Captain Stewart glanced at his watch and rose with a little sigh.
“I must be off,” said he. “I have to dine out this evening, and I must get home to change. There is a cabstand near you?” He looked out of the window. “Ah, yes! Just at the corner of the Gardens.”
He turned about to Ste. Marie, and held out his hand with a smile. He said:
“You refuse to join forces with us, then? Well, I’m sorry. But, for all that, I wish you luck. Go your own way, and I hope you’ll succeed. I honestly hope that, even though your success may show me up for an incompetent bungler.”
He gave a little kindly laugh, and Ste. Marie tried to protest.
“Still,” said the elder man, “don’t throw me over altogether. If I can help you in any way, little or big, let me know. If I can give you any hints, any advice, anything at all, I want to do it. And if you happen upon what seems to be a promising clew come and talk it over with me. Oh, don’t be afraid! I’ll leave it to you to work out. I sha’n’t spoil your game.”
“Ah, now, that’s very good of you,” said Ste. Marie. “Only you make me seem more than ever an ungrateful fool. Thanks, I will come to you with my troubles if I may. I have a foolish idea that I want to follow out a little first, but doubtless I shall be running to you soon for information.”
The elder man’s eyes sharpened again with keen interest.
“An idea!” he said, quickly. “You have an idea? What—May I ask what sort of an idea?”
“Oh, it’s nothing,” declared Ste. Marie. “You have already laughed at it. I just want to find that man O’Hara, that’s all. I’ve a feeling that I should learn something from him.”
“Ah!” said Captain Stewart, slowly. “Yes, the man O’Hara. There’s nothing in that, I’m afraid. I’ve made inquiries about O’Hara. It seems he left Paris six months ago, saying he was off for America. An old friend of his told me that. So you must have been mistaken when you thought you saw him in the Champs-Elysees; and he couldn’t very well have had anything to do with poor Arthur. I’m afraid that idea is hardly worth following up.”

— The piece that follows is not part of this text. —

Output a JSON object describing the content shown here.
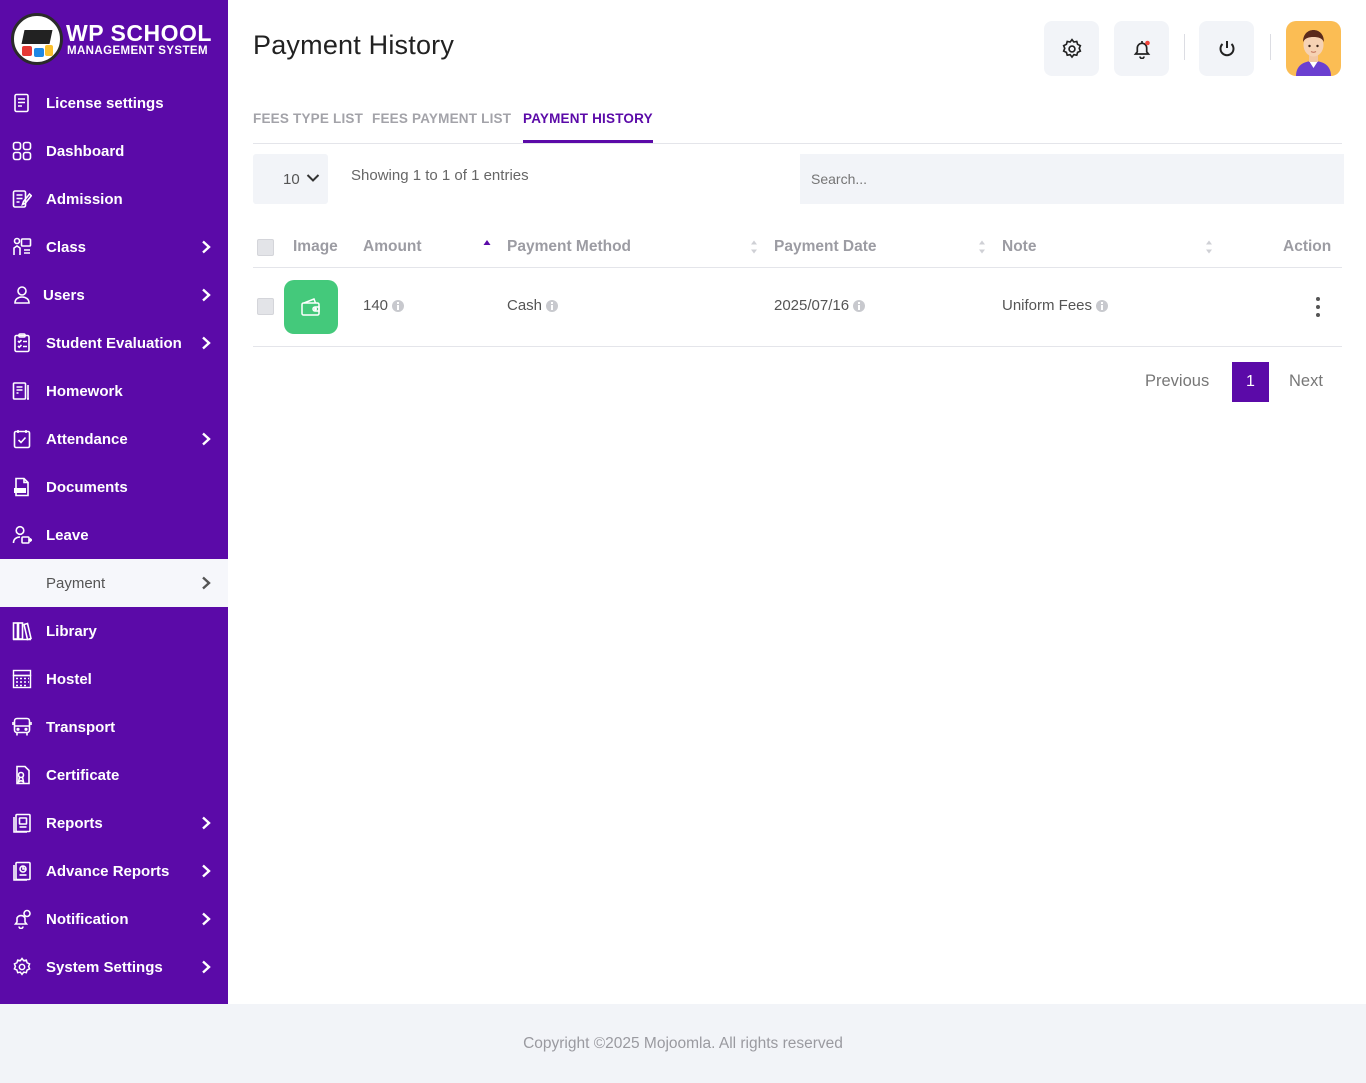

“Perhaps not,” said Ste. Marie. “I seem to start badly, don’t I? Ah, well, I’ll have to come to you all the sooner, then.”
“You’ll be welcome,” promised Captain Stewart. “Good-bye to you! Good-day, Hartley. Come and see me, both of you. You know where I live.”
He took his leave then, and Hartley, standing beside the window, watched him turn down the street, and at the corner get into one of the fiacres there and drive away.
Ste. Marie laughed aloud.
“There’s the second time,” said he, “that I’ve had him about O’Hara. If he is as careless as that about everything, I don’t wonder he hasn’t found Arthur Benham. O’Hara disappeared from Paris—publicly, that is—at about the time young Benham disappeared. As a matter of fact, he remains, or at least for a time remained, in the city without letting his friends know, because I made no mistake about seeing him in the Champs-Elysees. All that looks to me suspicious enough to be worth investigation. Of course,” he admitted, doubtfully—“of course, I’m no detective; but that’s how it looks to me.”